Louisiana constructing islands in the gulf to aid in oil cleanup
Monday, July 19, 2010
ON SAND BERM E-4 IN THE GULF OF MEXICO -- In theory, Louisiana's plan to hold back the BP oil spill sounds awe-inspiring, like an ancient myth made possible with oil-company money: To keep out an offshore invader, the state wants to make new land rise from the sea.
In reality, it looks slightly less impressive.
Here, more than 15 miles offshore, a dredging company is building an island about as wide as an interstate highway. This sandy strip is slowly getting bigger, as dredged-up mud gurgles and creaks down its spine in a rusty pipe and shoots out to form new land at its end.
But this island is still less than a mile long: a spot, not a wall, in a vast sea tainted by oil.

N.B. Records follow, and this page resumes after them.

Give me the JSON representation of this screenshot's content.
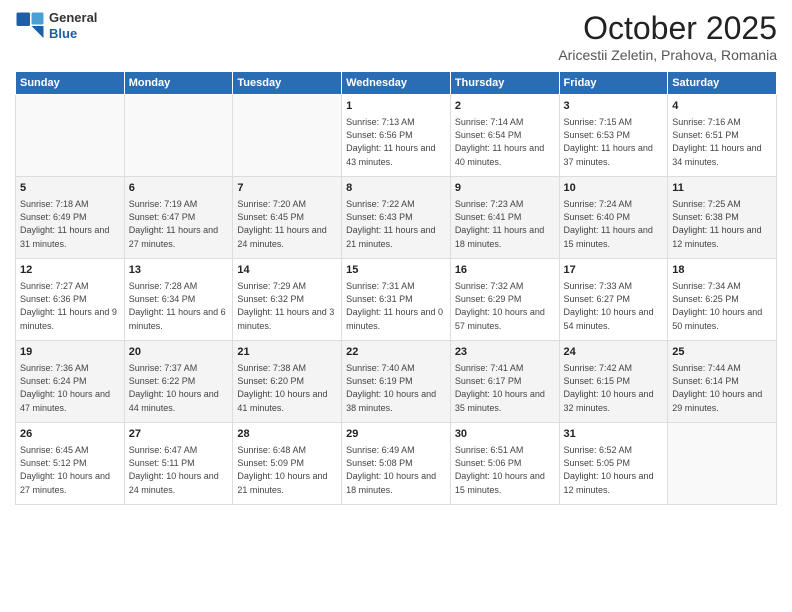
{
  "header": {
    "logo_line1": "General",
    "logo_line2": "Blue",
    "month": "October 2025",
    "location": "Aricestii Zeletin, Prahova, Romania"
  },
  "weekdays": [
    "Sunday",
    "Monday",
    "Tuesday",
    "Wednesday",
    "Thursday",
    "Friday",
    "Saturday"
  ],
  "weeks": [
    [
      {
        "day": "",
        "info": ""
      },
      {
        "day": "",
        "info": ""
      },
      {
        "day": "",
        "info": ""
      },
      {
        "day": "1",
        "info": "Sunrise: 7:13 AM\nSunset: 6:56 PM\nDaylight: 11 hours and 43 minutes."
      },
      {
        "day": "2",
        "info": "Sunrise: 7:14 AM\nSunset: 6:54 PM\nDaylight: 11 hours and 40 minutes."
      },
      {
        "day": "3",
        "info": "Sunrise: 7:15 AM\nSunset: 6:53 PM\nDaylight: 11 hours and 37 minutes."
      },
      {
        "day": "4",
        "info": "Sunrise: 7:16 AM\nSunset: 6:51 PM\nDaylight: 11 hours and 34 minutes."
      }
    ],
    [
      {
        "day": "5",
        "info": "Sunrise: 7:18 AM\nSunset: 6:49 PM\nDaylight: 11 hours and 31 minutes."
      },
      {
        "day": "6",
        "info": "Sunrise: 7:19 AM\nSunset: 6:47 PM\nDaylight: 11 hours and 27 minutes."
      },
      {
        "day": "7",
        "info": "Sunrise: 7:20 AM\nSunset: 6:45 PM\nDaylight: 11 hours and 24 minutes."
      },
      {
        "day": "8",
        "info": "Sunrise: 7:22 AM\nSunset: 6:43 PM\nDaylight: 11 hours and 21 minutes."
      },
      {
        "day": "9",
        "info": "Sunrise: 7:23 AM\nSunset: 6:41 PM\nDaylight: 11 hours and 18 minutes."
      },
      {
        "day": "10",
        "info": "Sunrise: 7:24 AM\nSunset: 6:40 PM\nDaylight: 11 hours and 15 minutes."
      },
      {
        "day": "11",
        "info": "Sunrise: 7:25 AM\nSunset: 6:38 PM\nDaylight: 11 hours and 12 minutes."
      }
    ],
    [
      {
        "day": "12",
        "info": "Sunrise: 7:27 AM\nSunset: 6:36 PM\nDaylight: 11 hours and 9 minutes."
      },
      {
        "day": "13",
        "info": "Sunrise: 7:28 AM\nSunset: 6:34 PM\nDaylight: 11 hours and 6 minutes."
      },
      {
        "day": "14",
        "info": "Sunrise: 7:29 AM\nSunset: 6:32 PM\nDaylight: 11 hours and 3 minutes."
      },
      {
        "day": "15",
        "info": "Sunrise: 7:31 AM\nSunset: 6:31 PM\nDaylight: 11 hours and 0 minutes."
      },
      {
        "day": "16",
        "info": "Sunrise: 7:32 AM\nSunset: 6:29 PM\nDaylight: 10 hours and 57 minutes."
      },
      {
        "day": "17",
        "info": "Sunrise: 7:33 AM\nSunset: 6:27 PM\nDaylight: 10 hours and 54 minutes."
      },
      {
        "day": "18",
        "info": "Sunrise: 7:34 AM\nSunset: 6:25 PM\nDaylight: 10 hours and 50 minutes."
      }
    ],
    [
      {
        "day": "19",
        "info": "Sunrise: 7:36 AM\nSunset: 6:24 PM\nDaylight: 10 hours and 47 minutes."
      },
      {
        "day": "20",
        "info": "Sunrise: 7:37 AM\nSunset: 6:22 PM\nDaylight: 10 hours and 44 minutes."
      },
      {
        "day": "21",
        "info": "Sunrise: 7:38 AM\nSunset: 6:20 PM\nDaylight: 10 hours and 41 minutes."
      },
      {
        "day": "22",
        "info": "Sunrise: 7:40 AM\nSunset: 6:19 PM\nDaylight: 10 hours and 38 minutes."
      },
      {
        "day": "23",
        "info": "Sunrise: 7:41 AM\nSunset: 6:17 PM\nDaylight: 10 hours and 35 minutes."
      },
      {
        "day": "24",
        "info": "Sunrise: 7:42 AM\nSunset: 6:15 PM\nDaylight: 10 hours and 32 minutes."
      },
      {
        "day": "25",
        "info": "Sunrise: 7:44 AM\nSunset: 6:14 PM\nDaylight: 10 hours and 29 minutes."
      }
    ],
    [
      {
        "day": "26",
        "info": "Sunrise: 6:45 AM\nSunset: 5:12 PM\nDaylight: 10 hours and 27 minutes."
      },
      {
        "day": "27",
        "info": "Sunrise: 6:47 AM\nSunset: 5:11 PM\nDaylight: 10 hours and 24 minutes."
      },
      {
        "day": "28",
        "info": "Sunrise: 6:48 AM\nSunset: 5:09 PM\nDaylight: 10 hours and 21 minutes."
      },
      {
        "day": "29",
        "info": "Sunrise: 6:49 AM\nSunset: 5:08 PM\nDaylight: 10 hours and 18 minutes."
      },
      {
        "day": "30",
        "info": "Sunrise: 6:51 AM\nSunset: 5:06 PM\nDaylight: 10 hours and 15 minutes."
      },
      {
        "day": "31",
        "info": "Sunrise: 6:52 AM\nSunset: 5:05 PM\nDaylight: 10 hours and 12 minutes."
      },
      {
        "day": "",
        "info": ""
      }
    ]
  ]
}
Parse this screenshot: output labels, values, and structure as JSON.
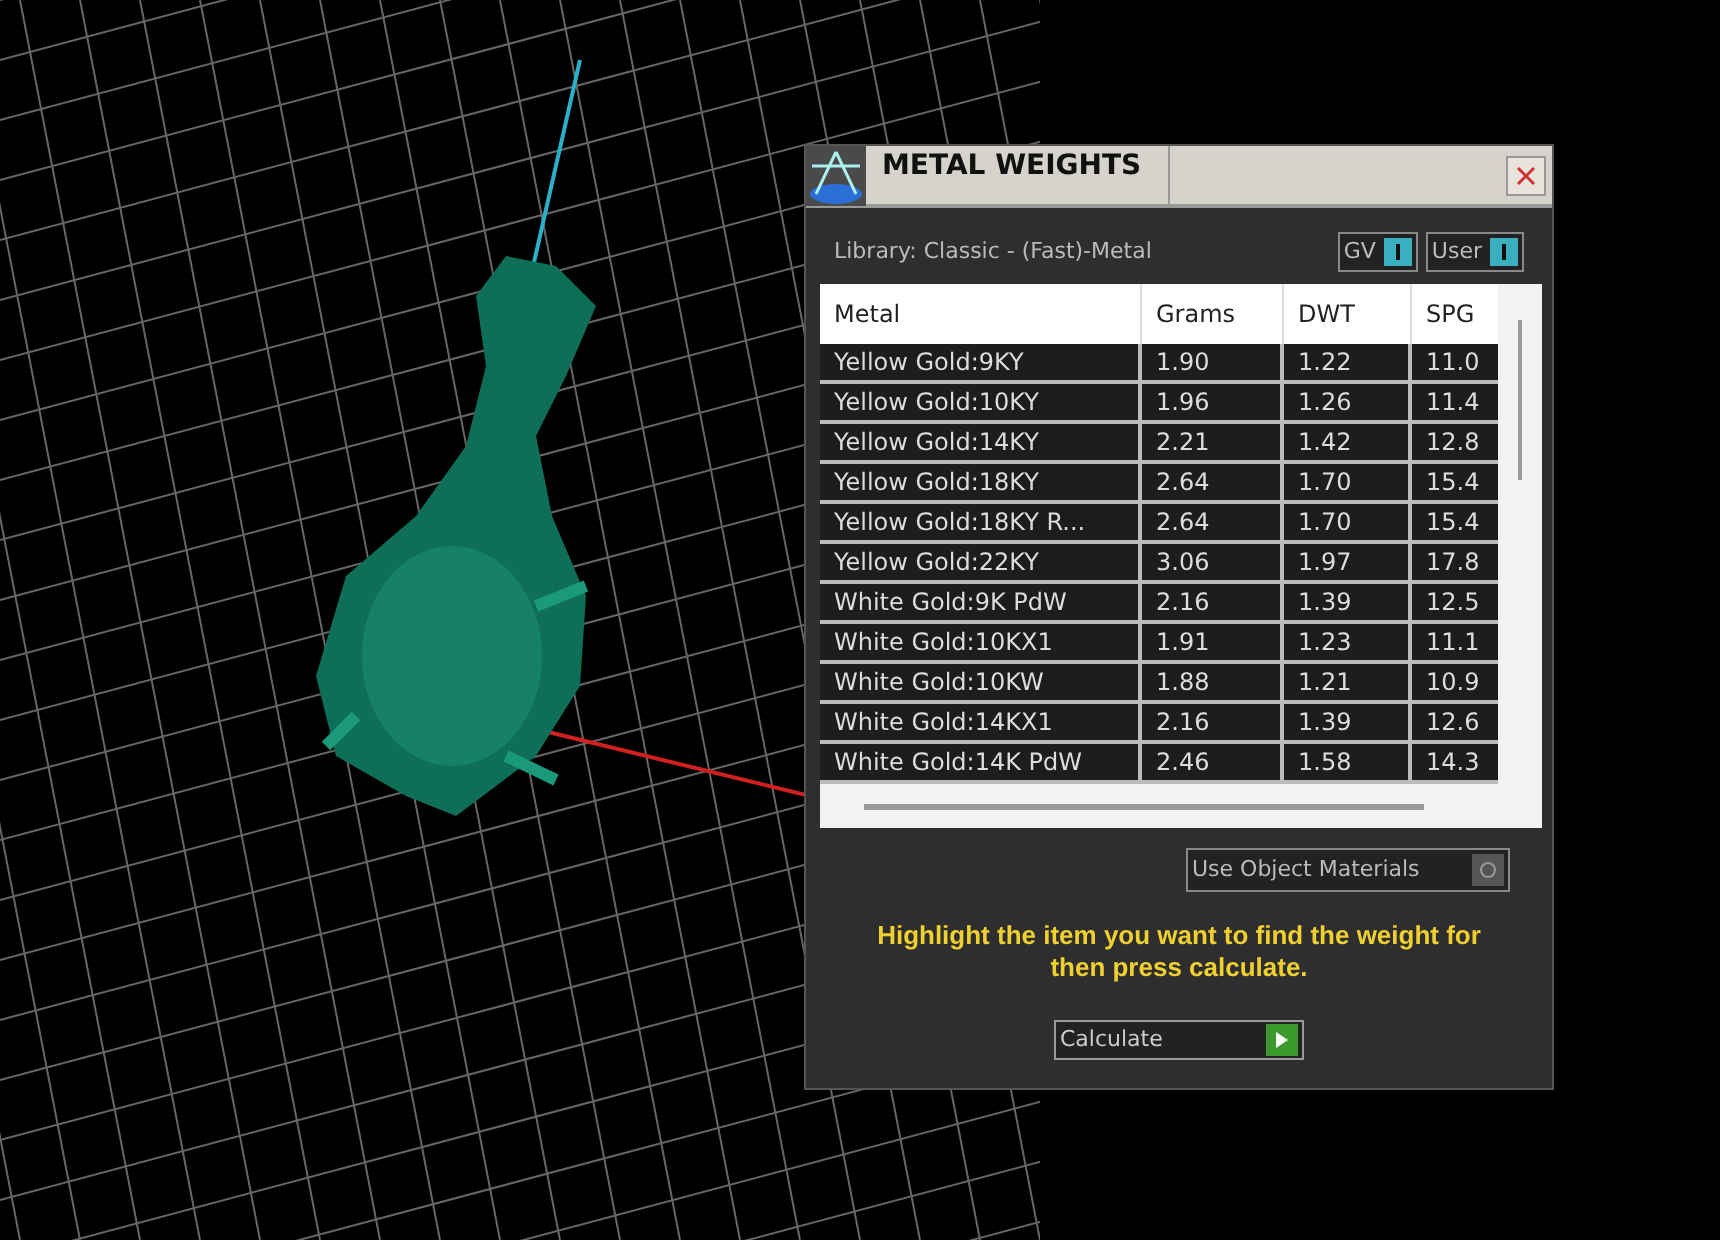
{
  "window": {
    "title": "METAL WEIGHTS"
  },
  "library_label": "Library: Classic - (Fast)-Metal",
  "toggles": [
    {
      "label": "GV",
      "on": true
    },
    {
      "label": "User",
      "on": true
    }
  ],
  "table": {
    "columns": [
      "Metal",
      "Grams",
      "DWT",
      "SPG"
    ],
    "rows": [
      [
        "Yellow Gold:9KY",
        "1.90",
        "1.22",
        "11.0"
      ],
      [
        "Yellow Gold:10KY",
        "1.96",
        "1.26",
        "11.4"
      ],
      [
        "Yellow Gold:14KY",
        "2.21",
        "1.42",
        "12.8"
      ],
      [
        "Yellow Gold:18KY",
        "2.64",
        "1.70",
        "15.4"
      ],
      [
        "Yellow Gold:18KY R...",
        "2.64",
        "1.70",
        "15.4"
      ],
      [
        "Yellow Gold:22KY",
        "3.06",
        "1.97",
        "17.8"
      ],
      [
        "White Gold:9K PdW",
        "2.16",
        "1.39",
        "12.5"
      ],
      [
        "White Gold:10KX1",
        "1.91",
        "1.23",
        "11.1"
      ],
      [
        "White Gold:10KW",
        "1.88",
        "1.21",
        "10.9"
      ],
      [
        "White Gold:14KX1",
        "2.16",
        "1.39",
        "12.6"
      ],
      [
        "White Gold:14K PdW",
        "2.46",
        "1.58",
        "14.3"
      ]
    ]
  },
  "use_object_materials": {
    "label": "Use Object Materials",
    "checked": false
  },
  "hint": "Highlight the item you want to find the weight for then press calculate.",
  "calculate_button": "Calculate"
}
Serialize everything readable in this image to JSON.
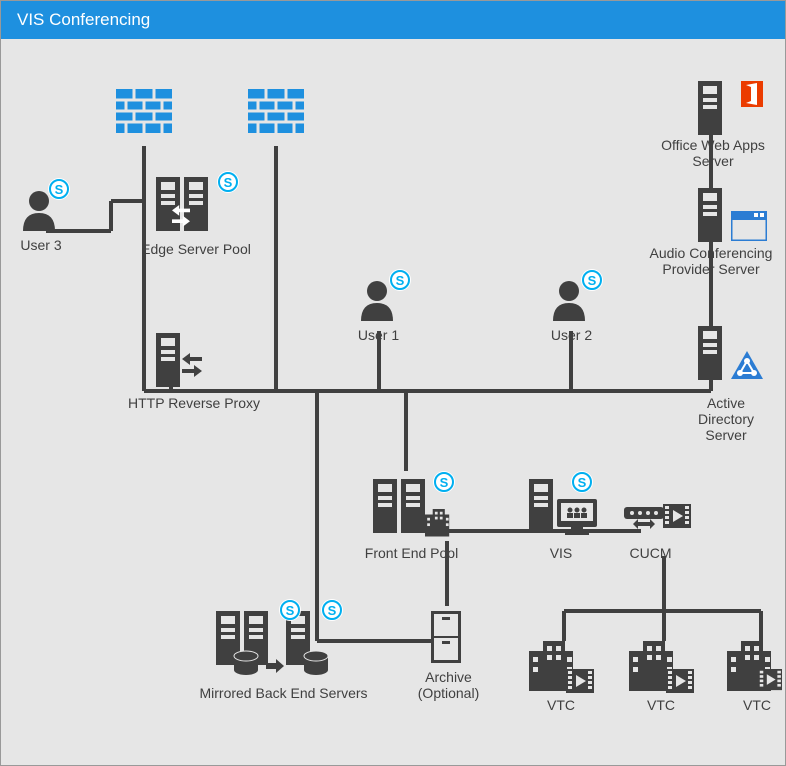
{
  "title": "VIS Conferencing",
  "nodes": {
    "user3": "User 3",
    "edge_pool": "Edge Server Pool",
    "user1": "User 1",
    "user2": "User 2",
    "owa": "Office Web Apps\nServer",
    "acp": "Audio Conferencing\nProvider Server",
    "ads": "Active\nDirectory\nServer",
    "http_proxy": "HTTP Reverse Proxy",
    "front_end": "Front End Pool",
    "vis": "VIS",
    "cucm": "CUCM",
    "mirrored": "Mirrored Back End Servers",
    "archive": "Archive\n(Optional)",
    "vtc1": "VTC",
    "vtc2": "VTC",
    "vtc3": "VTC"
  },
  "colors": {
    "header": "#1e90df",
    "icon": "#404040",
    "skype": "#00aff0",
    "firewall": "#1e90df",
    "office_red": "#eb3c00",
    "ad_blue": "#2b7cd3"
  }
}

Officially called Sand Berm E-4, it is part of this state's most ambitious plan to combat the oil and at the same time help stave off long-term coastal erosion. It is at the heart of a politically touchy spat between Louisiana and the federal government, and between Louisiana and some of its scientists, over how to fight the oil that has leaked from the Macondo well.
Louisiana officials say the most reliable way to stop the oil from reaching sensitive marshes is to put solid land -- built from sandbags, sand piles or plain old rocks -- in its way. But many scientists and environmentalists say they are not convinced that these efforts will do much good.
"They are going to cost a lot of money, and their ultimate value is very much in question," said Aaron Viles, of the nonprofit Gulf Restoration Network. In some places, he said, the state's land-building "may be doing more harm than good."
Louisiana is the closest land to the blown-out BP well, and its salt marshes are far harder to clean than the sandy beaches that dominate the coast in Mississippi, Alabama and Florida. Louisiana, led by Gov. Bobby Jindal (R), has reacted with furious work to keep oil out of those marshes -- and with criticism of the Obama administration for holding its efforts up.
State officials say they chose to build land barriers because they extend to the ocean floor, unlike the floating "containment boom." They can also stay put in a storm, unlike the barges used to block marsh inlets. The state says the land-building plan will still be necessary, even if the BP well remains capped.
There is already far too much oil in the water, Louisiana officials say, for skimming and controlled burns to eradicate it.
"There's not enough assets in this world right now to skim this thing offshore," said Deano Bonano, an official in Jefferson Parish who is overseeing efforts to protect the parish's marshes. "You're talking about an ocean of oil."
The state has already filled in 14 inlets that connected the marshes with the Gulf of Mexico, using mounds of dirt and giant sandbags in metal frames. But this man-made island is part of a far more ambitious effort: The state has proposed building 128 miles of islands in arcs off the coast, based on existing plans to rebuild lost barrier islands to fight erosion.